From the first line to the last, restate the material word for word, omitting pictures.
- - -
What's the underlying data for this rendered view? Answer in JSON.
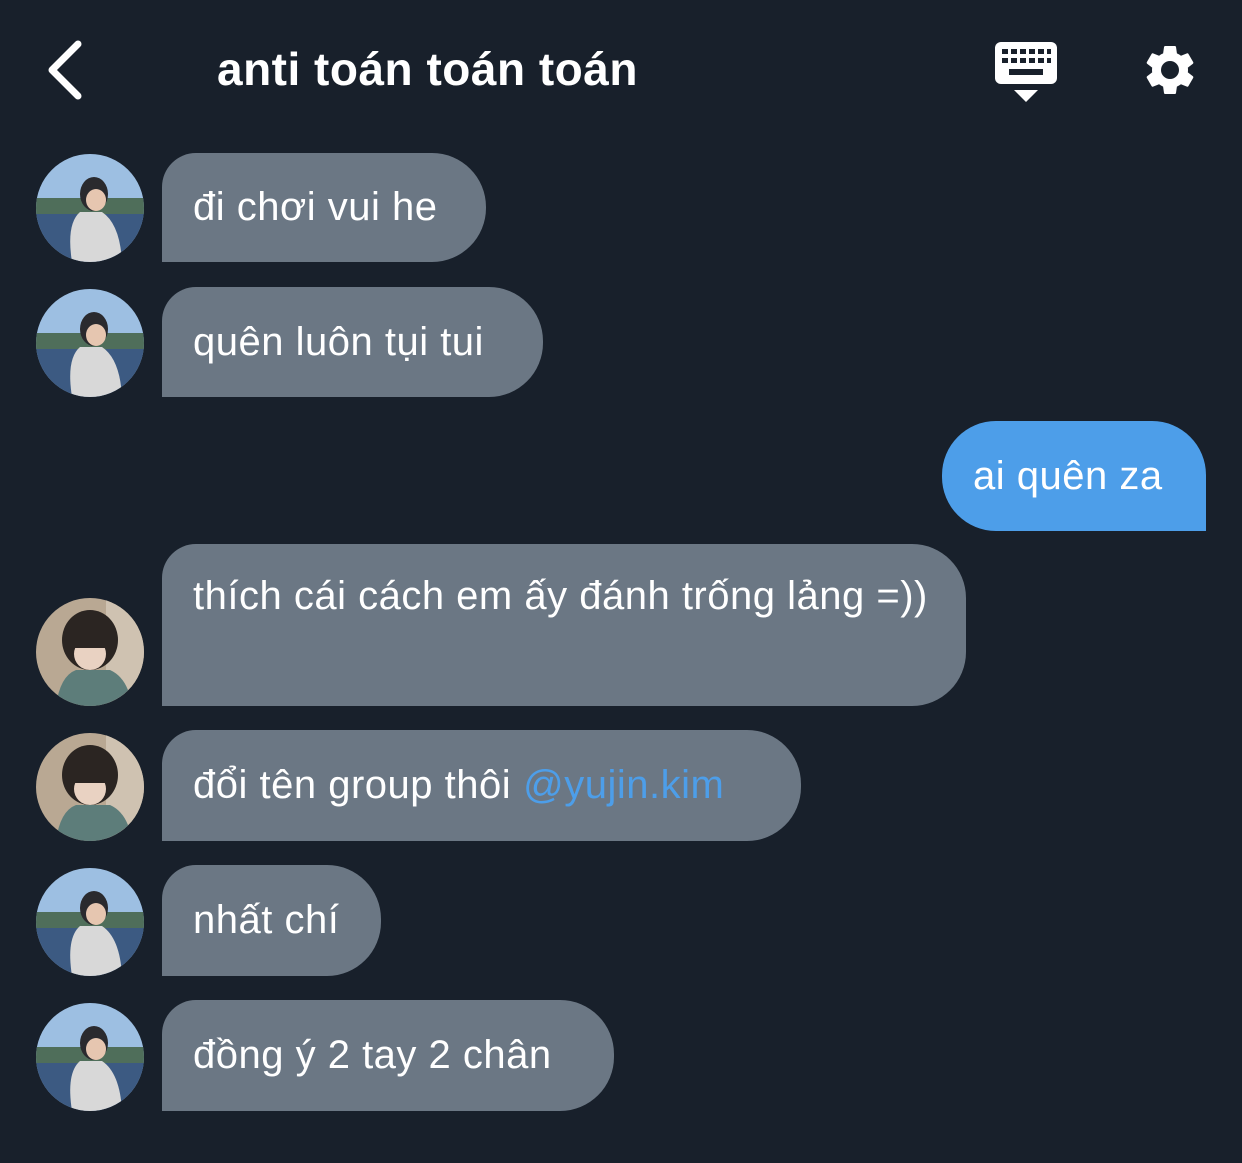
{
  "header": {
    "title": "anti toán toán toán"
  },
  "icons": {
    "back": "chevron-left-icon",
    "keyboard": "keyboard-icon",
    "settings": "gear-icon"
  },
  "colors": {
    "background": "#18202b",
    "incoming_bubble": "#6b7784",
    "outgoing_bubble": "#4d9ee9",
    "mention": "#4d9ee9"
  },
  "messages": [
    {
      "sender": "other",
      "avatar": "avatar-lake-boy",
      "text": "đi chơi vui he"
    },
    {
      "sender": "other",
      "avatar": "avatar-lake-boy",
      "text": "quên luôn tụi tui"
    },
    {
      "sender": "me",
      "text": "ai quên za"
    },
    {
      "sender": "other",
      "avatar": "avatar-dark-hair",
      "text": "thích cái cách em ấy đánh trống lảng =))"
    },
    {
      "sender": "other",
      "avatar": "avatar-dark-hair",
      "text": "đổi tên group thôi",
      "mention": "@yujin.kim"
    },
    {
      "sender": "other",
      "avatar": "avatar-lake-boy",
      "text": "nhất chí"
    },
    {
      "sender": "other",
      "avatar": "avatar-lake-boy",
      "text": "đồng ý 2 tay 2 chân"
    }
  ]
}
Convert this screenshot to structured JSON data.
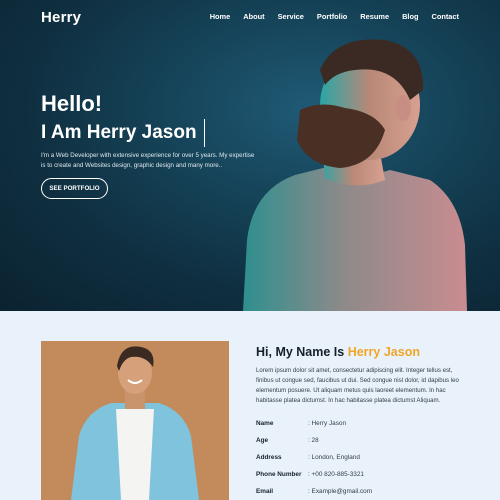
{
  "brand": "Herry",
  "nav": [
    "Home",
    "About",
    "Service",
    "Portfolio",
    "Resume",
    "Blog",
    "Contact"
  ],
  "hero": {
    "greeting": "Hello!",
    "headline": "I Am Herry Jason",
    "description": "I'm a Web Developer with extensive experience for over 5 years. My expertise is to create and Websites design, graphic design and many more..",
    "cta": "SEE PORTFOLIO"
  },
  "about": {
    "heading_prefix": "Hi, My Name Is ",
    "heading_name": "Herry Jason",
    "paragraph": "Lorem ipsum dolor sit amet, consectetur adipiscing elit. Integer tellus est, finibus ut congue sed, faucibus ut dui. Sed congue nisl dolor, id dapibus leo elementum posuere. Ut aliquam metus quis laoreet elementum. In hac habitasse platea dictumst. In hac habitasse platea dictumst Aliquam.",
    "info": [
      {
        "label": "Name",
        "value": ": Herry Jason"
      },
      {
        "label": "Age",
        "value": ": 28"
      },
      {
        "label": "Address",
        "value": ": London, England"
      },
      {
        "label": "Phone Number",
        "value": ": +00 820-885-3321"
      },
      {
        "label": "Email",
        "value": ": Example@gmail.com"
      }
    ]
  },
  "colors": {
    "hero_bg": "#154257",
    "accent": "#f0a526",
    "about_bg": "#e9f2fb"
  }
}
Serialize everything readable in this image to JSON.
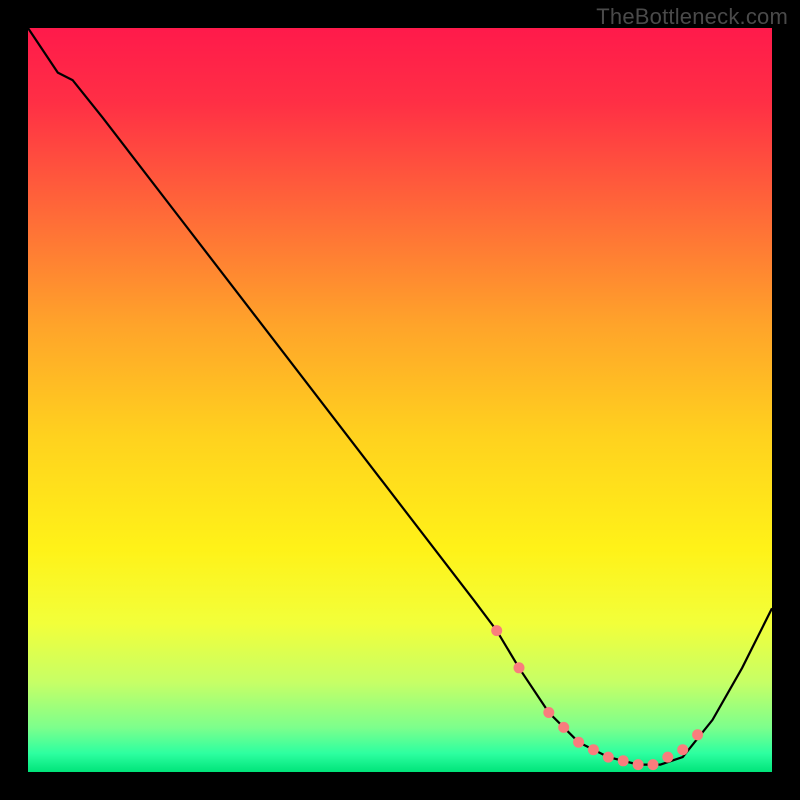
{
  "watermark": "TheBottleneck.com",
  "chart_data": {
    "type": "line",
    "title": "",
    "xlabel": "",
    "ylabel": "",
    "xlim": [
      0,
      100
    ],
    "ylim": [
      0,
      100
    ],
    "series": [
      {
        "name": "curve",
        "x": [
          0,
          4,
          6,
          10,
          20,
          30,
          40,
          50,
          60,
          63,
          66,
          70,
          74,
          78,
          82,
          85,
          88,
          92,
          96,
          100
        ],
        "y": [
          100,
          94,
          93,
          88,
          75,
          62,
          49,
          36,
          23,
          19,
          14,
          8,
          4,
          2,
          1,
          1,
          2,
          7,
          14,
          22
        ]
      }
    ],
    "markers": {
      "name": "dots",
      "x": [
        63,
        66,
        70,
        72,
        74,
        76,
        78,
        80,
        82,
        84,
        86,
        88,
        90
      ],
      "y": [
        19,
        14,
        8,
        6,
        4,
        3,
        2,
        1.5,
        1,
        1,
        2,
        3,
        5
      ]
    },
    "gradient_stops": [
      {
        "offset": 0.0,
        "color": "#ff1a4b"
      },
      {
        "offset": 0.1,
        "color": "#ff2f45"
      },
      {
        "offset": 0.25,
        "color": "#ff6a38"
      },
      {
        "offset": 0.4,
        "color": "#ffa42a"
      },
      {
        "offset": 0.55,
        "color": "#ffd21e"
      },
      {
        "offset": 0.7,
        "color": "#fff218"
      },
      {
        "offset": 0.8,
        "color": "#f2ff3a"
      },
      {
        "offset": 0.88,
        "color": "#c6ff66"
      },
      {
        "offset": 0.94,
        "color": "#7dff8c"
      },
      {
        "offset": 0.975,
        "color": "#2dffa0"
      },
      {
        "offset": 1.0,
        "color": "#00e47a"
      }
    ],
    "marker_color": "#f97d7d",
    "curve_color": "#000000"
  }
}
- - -
• TASK ANSWER
What's the underlying data for this rendered view? Answer in JSON.
{
  "header": {
    "title": "anti toán toán toán"
  },
  "icons": {
    "back": "chevron-left-icon",
    "keyboard": "keyboard-icon",
    "settings": "gear-icon"
  },
  "colors": {
    "background": "#18202b",
    "incoming_bubble": "#6b7784",
    "outgoing_bubble": "#4d9ee9",
    "mention": "#4d9ee9"
  },
  "messages": [
    {
      "sender": "other",
      "avatar": "avatar-lake-boy",
      "text": "đi chơi vui he"
    },
    {
      "sender": "other",
      "avatar": "avatar-lake-boy",
      "text": "quên luôn tụi tui"
    },
    {
      "sender": "me",
      "text": "ai quên za"
    },
    {
      "sender": "other",
      "avatar": "avatar-dark-hair",
      "text": "thích cái cách em ấy đánh trống lảng =))"
    },
    {
      "sender": "other",
      "avatar": "avatar-dark-hair",
      "text": "đổi tên group thôi",
      "mention": "@yujin.kim"
    },
    {
      "sender": "other",
      "avatar": "avatar-lake-boy",
      "text": "nhất chí"
    },
    {
      "sender": "other",
      "avatar": "avatar-lake-boy",
      "text": "đồng ý 2 tay 2 chân"
    }
  ]
}
Convert this screenshot to structured JSON data.
{
  "brand": "Herry",
  "nav": [
    "Home",
    "About",
    "Service",
    "Portfolio",
    "Resume",
    "Blog",
    "Contact"
  ],
  "hero": {
    "greeting": "Hello!",
    "headline": "I Am Herry Jason",
    "description": "I'm a Web Developer with extensive experience for over 5 years. My expertise is to create and Websites design, graphic design and many more..",
    "cta": "SEE PORTFOLIO"
  },
  "about": {
    "heading_prefix": "Hi, My Name Is ",
    "heading_name": "Herry Jason",
    "paragraph": "Lorem ipsum dolor sit amet, consectetur adipiscing elit. Integer tellus est, finibus ut congue sed, faucibus ut dui. Sed congue nisl dolor, id dapibus leo elementum posuere. Ut aliquam metus quis laoreet elementum. In hac habitasse platea dictumst. In hac habitasse platea dictumst Aliquam.",
    "info": [
      {
        "label": "Name",
        "value": ": Herry Jason"
      },
      {
        "label": "Age",
        "value": ": 28"
      },
      {
        "label": "Address",
        "value": ": London, England"
      },
      {
        "label": "Phone Number",
        "value": ": +00 820-885-3321"
      },
      {
        "label": "Email",
        "value": ": Example@gmail.com"
      }
    ]
  },
  "colors": {
    "hero_bg": "#154257",
    "accent": "#f0a526",
    "about_bg": "#e9f2fb"
  }
}
Serialize everything readable in this image to JSON.
{
  "watermark": "TheBottleneck.com",
  "chart_data": {
    "type": "line",
    "title": "",
    "xlabel": "",
    "ylabel": "",
    "xlim": [
      0,
      100
    ],
    "ylim": [
      0,
      100
    ],
    "series": [
      {
        "name": "curve",
        "x": [
          0,
          4,
          6,
          10,
          20,
          30,
          40,
          50,
          60,
          63,
          66,
          70,
          74,
          78,
          82,
          85,
          88,
          92,
          96,
          100
        ],
        "y": [
          100,
          94,
          93,
          88,
          75,
          62,
          49,
          36,
          23,
          19,
          14,
          8,
          4,
          2,
          1,
          1,
          2,
          7,
          14,
          22
        ]
      }
    ],
    "markers": {
      "name": "dots",
      "x": [
        63,
        66,
        70,
        72,
        74,
        76,
        78,
        80,
        82,
        84,
        86,
        88,
        90
      ],
      "y": [
        19,
        14,
        8,
        6,
        4,
        3,
        2,
        1.5,
        1,
        1,
        2,
        3,
        5
      ]
    },
    "gradient_stops": [
      {
        "offset": 0.0,
        "color": "#ff1a4b"
      },
      {
        "offset": 0.1,
        "color": "#ff2f45"
      },
      {
        "offset": 0.25,
        "color": "#ff6a38"
      },
      {
        "offset": 0.4,
        "color": "#ffa42a"
      },
      {
        "offset": 0.55,
        "color": "#ffd21e"
      },
      {
        "offset": 0.7,
        "color": "#fff218"
      },
      {
        "offset": 0.8,
        "color": "#f2ff3a"
      },
      {
        "offset": 0.88,
        "color": "#c6ff66"
      },
      {
        "offset": 0.94,
        "color": "#7dff8c"
      },
      {
        "offset": 0.975,
        "color": "#2dffa0"
      },
      {
        "offset": 1.0,
        "color": "#00e47a"
      }
    ],
    "marker_color": "#f97d7d",
    "curve_color": "#000000"
  }
}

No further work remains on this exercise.